Exercise prompt:
Some lines in the entries contain the word "icon". Copy all of them.

Record set:
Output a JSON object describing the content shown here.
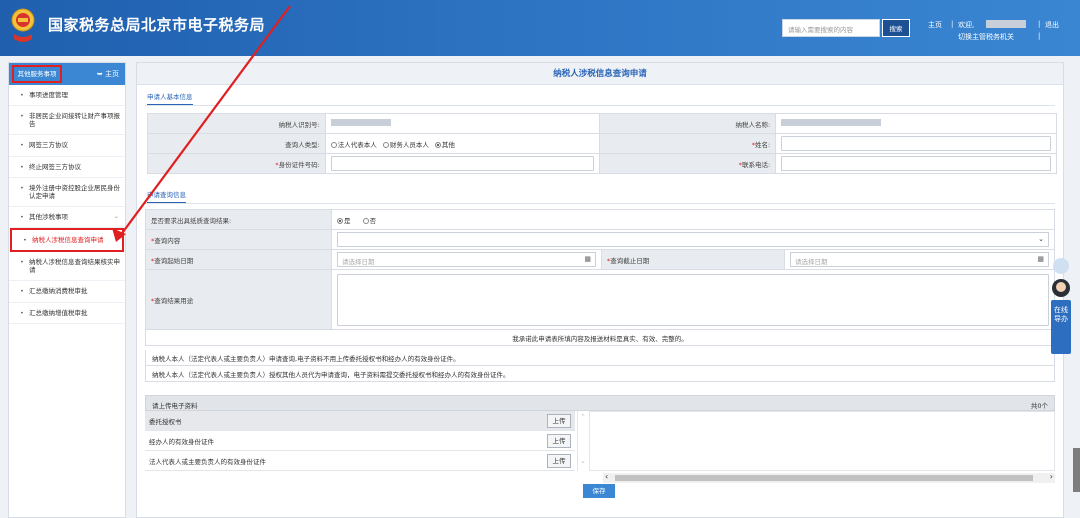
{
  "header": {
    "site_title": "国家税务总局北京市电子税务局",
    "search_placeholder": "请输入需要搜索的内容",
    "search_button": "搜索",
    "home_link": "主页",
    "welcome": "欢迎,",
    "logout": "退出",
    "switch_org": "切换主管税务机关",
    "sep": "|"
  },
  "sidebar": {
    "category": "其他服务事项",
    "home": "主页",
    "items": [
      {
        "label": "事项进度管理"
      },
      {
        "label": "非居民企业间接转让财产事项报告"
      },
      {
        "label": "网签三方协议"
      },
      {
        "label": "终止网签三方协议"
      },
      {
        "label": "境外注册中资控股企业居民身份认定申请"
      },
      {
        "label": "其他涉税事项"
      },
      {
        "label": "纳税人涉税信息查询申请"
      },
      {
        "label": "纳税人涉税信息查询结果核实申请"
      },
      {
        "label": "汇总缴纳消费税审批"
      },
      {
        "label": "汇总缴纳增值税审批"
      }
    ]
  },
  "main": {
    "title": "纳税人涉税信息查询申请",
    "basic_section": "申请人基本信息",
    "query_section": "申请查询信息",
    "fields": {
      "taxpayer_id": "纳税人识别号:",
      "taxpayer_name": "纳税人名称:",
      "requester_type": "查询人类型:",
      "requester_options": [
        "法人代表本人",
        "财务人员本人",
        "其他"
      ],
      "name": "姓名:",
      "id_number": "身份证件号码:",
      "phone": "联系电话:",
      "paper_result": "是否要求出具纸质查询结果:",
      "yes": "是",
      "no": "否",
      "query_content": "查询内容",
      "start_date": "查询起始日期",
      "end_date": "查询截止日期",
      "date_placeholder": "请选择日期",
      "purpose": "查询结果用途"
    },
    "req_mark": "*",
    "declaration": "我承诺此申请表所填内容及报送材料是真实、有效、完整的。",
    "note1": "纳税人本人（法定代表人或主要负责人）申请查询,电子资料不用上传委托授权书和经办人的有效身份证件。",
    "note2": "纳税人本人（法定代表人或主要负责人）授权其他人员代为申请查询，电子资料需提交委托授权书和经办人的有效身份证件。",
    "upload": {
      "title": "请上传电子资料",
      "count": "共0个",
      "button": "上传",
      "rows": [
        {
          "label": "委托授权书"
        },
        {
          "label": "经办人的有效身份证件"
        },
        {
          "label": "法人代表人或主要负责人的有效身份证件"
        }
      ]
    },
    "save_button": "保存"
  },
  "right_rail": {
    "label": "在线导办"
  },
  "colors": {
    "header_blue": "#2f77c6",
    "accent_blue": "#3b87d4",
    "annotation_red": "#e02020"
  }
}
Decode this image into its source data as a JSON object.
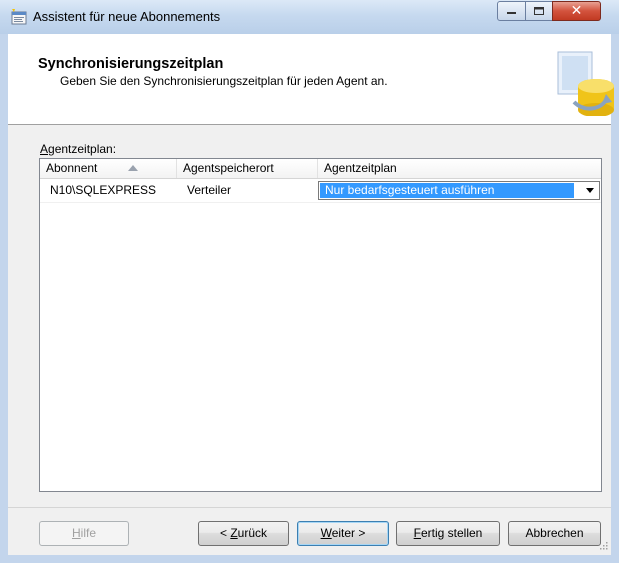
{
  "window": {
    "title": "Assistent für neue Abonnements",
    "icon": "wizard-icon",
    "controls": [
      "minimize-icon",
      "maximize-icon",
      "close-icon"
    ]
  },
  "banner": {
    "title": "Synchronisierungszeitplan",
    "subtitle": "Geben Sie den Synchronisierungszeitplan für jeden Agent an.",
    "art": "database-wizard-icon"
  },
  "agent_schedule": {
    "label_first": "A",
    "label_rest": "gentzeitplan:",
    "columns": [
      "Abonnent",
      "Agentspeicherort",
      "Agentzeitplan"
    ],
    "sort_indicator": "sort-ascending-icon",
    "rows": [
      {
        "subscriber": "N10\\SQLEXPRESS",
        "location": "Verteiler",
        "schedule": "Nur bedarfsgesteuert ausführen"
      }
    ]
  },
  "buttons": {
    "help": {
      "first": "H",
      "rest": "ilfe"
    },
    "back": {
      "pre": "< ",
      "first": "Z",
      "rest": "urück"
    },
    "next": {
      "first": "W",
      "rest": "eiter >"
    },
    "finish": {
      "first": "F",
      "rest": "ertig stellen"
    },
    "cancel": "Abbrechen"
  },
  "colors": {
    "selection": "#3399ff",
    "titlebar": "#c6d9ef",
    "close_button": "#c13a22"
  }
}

Answer to the problem:
    "icon": "wizard-icon",
      "minimize-icon",
      "maximize-icon",
      "close-icon"
    "art": "database-wizard-icon"
    "sort_indicator": "sort-ascending-icon",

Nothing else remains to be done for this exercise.